Minervini's Texas Trilogy Presented at Lincoln Center
The Film Society of Lincoln Center is dedicating some time to the work of an Italian director that is getting to be known in the US: Roberto Minervini. His Texas Trilogy is scheduled to be screened from September 19-25, along with an exclusive one-week only run of Stop the Pounding Heart at the Elinor Bunin Munroe Film Center.
“Minervini strips away Lone Star preconceptions in a trilogy of films that burrow deep into
the mores of the Italian-born filmmaker’s new homeland. Observant but unobtrusive, Minervini merges documentary and neorealist techniques to render his stories, and the people inhabiting them, with dignity and compassion,” the Film Society announced.
Minervini was born in Italy, moved to the Philippines to begin an academic career, but then moved to Texas for personal reasons. “I became heavily involved with the local communities and decided to start making films on my own unstructured terms,” he has said.
Roberto Minervini, USA/Belgium, 2011, DCP, 85m

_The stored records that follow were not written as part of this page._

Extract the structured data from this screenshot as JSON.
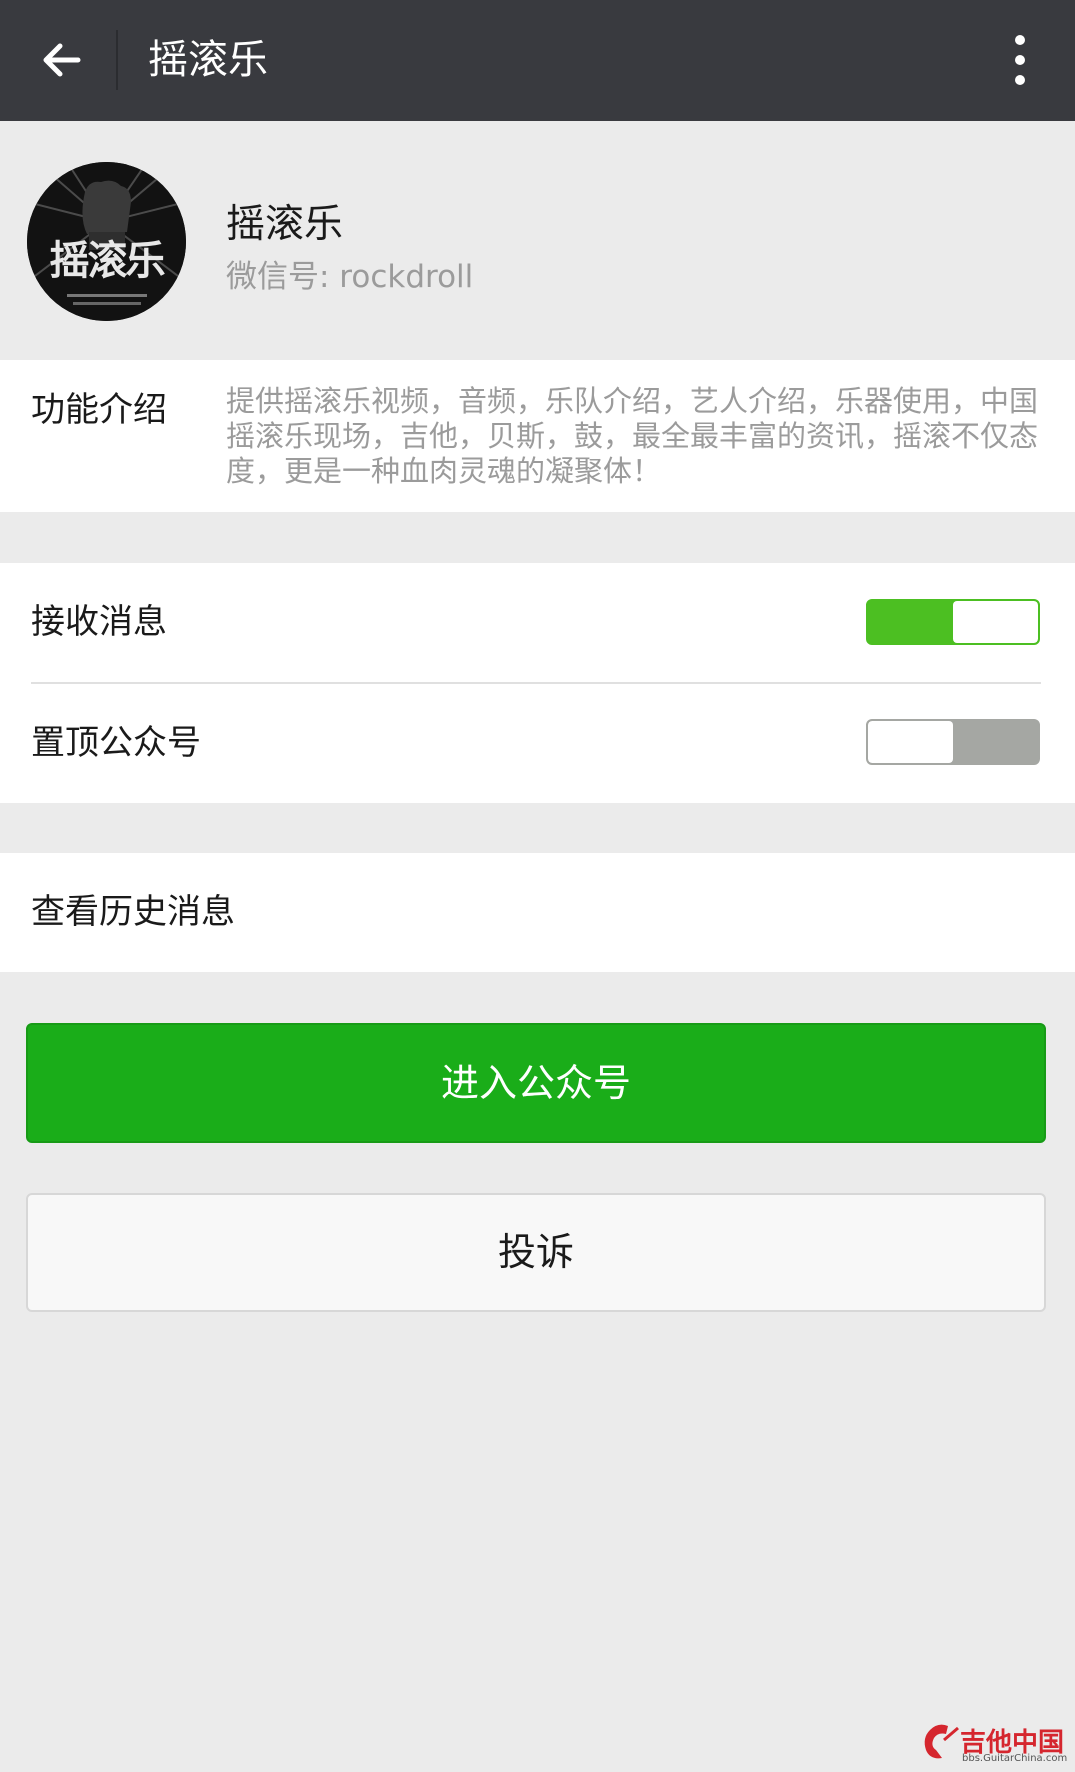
{
  "header": {
    "title": "摇滚乐",
    "back_icon": "arrow-left-icon",
    "more_icon": "more-vertical-icon"
  },
  "profile": {
    "name": "摇滚乐",
    "wechat_id": "微信号: rockdroll",
    "avatar_text": "摇滚乐"
  },
  "intro": {
    "label": "功能介绍",
    "text": "提供摇滚乐视频，音频，乐队介绍，艺人介绍，乐器使用，中国摇滚乐现场，吉他，贝斯，鼓，最全最丰富的资讯，摇滚不仅态度，更是一种血肉灵魂的凝聚体！"
  },
  "settings": [
    {
      "label": "接收消息",
      "enabled": true
    },
    {
      "label": "置顶公众号",
      "enabled": false
    }
  ],
  "history": {
    "label": "查看历史消息"
  },
  "buttons": {
    "primary": "进入公众号",
    "secondary": "投诉"
  },
  "watermark": {
    "title": "吉他中国",
    "url": "bbs.GuitarChina.com"
  },
  "colors": {
    "topbar": "#393a3f",
    "accent_green": "#1aad19",
    "toggle_on": "#4cbf22",
    "toggle_off": "#a5a7a3",
    "background": "#ebebeb"
  }
}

In writer/director Roberto Minervini’s feature debut, Ana (Soledad St. Hilaire), a middle-aged woman living alone in a border town, is told she has terminal cancer. With just weeks to live, she asks new acquaintance—and ex-con—Jack (Mean Gene Kelton) to drive her to a faith healer in Marfa, Texas. They are joined on the road by friendly British artist Harold (Alan Lyddiard). Though the trio have few commonalities in worldview or life experience, time spent together brings out unexpected affinities. What might have been a sentimental medley of clichés emerges as a graceful character study, with Minervini revealing a keen ear for regional expression and a generosity of spirit comparable to Sayles and Linklater.
September 21, 4:30pm
September 23, 7:00pm
Roberto Minervini, USA/Italy/Belgium, 2012, DCP, 92m
Bearing traces of Huck Finn and Antoine Doinel, Low Tide’s nameless adolescent hero (Daniel Blanchard) runs errands and cares for his substance-abusing mother (Melissa McKinney). Roberto Minervini’s second feature casts nonprofessionals to magnificently truthful effect, and the writer/director demonstrates his characteristic sensitivity for small Texas towns and their resilient denizens. Blanchard is seldom off-screen, as Minervini follows him on his “rounds” from the nursing home where his mother works to a slaughterhouse, but also to the river to catch frogs and fish. Minervini does not mute the hardships of his protagonist’s life, nor does he deny him the right to be 12 years old.
September 21, 7:00pm
September 24, 7:00pm
Stop the Pounding Heart
Roberto Minervini, Belgium/Italy/USA, 2013, DCP, 100m
Sara (Sara Carlson, playing herself) is part of a devout Christian goat-farming family with 12 children, all home-schooled and raised with strict moral guidance from the Scriptures. Set in a rural community that has remained isolated from technological advances and lifestyle influence—no phones, TVs, computers, or drunken-teen brawls—the subtly narrative film follows Sara and Colby, two 14-year-olds with vastly different backgrounds who are quietly drawn to each other. In Minervini’s intimate documentary-style portrait—the third in the Italian-born filmmaker’s Texas trilogy—Sara’s commitment to her faith is never questioned. It’s the power of the director’s nonintrusive handheld-camera style that reveals his protagonist’s spiritual and emotional inner turmoil about her place in a faith that requires women to be subservient to their fathers before becoming their husbands’ helpers. By also presenting an authentic, impartial portrayal of the Texas Bible Belt, Minervini allows humanity and complexity behind the stereotypes to show through. A Big World Pictures release.
Opens September 19
Stop the Pounding Heart
premieredat the 66th Cannes Film Festival in 2013, and it received quite a good amount of praise. “A modest film made with an authenticity that commands respect,” raved The Hollywood Reporter. The film was also presented at The Film Society's New Directors/New Films. He has said about the film, “At first I wasn’t sure what kind of film I wanted to make. I began working with two families that I had developed strong ties with, whose lifestyles and values were fascinating, and surely worth exploring further. The story of Sara and Colby surfaced during the shoot and unfolded before my eyes, day after day. It is an autogenetic story that needed to be told, because many people don't have contact with these populations, even though they are true American archetypes.”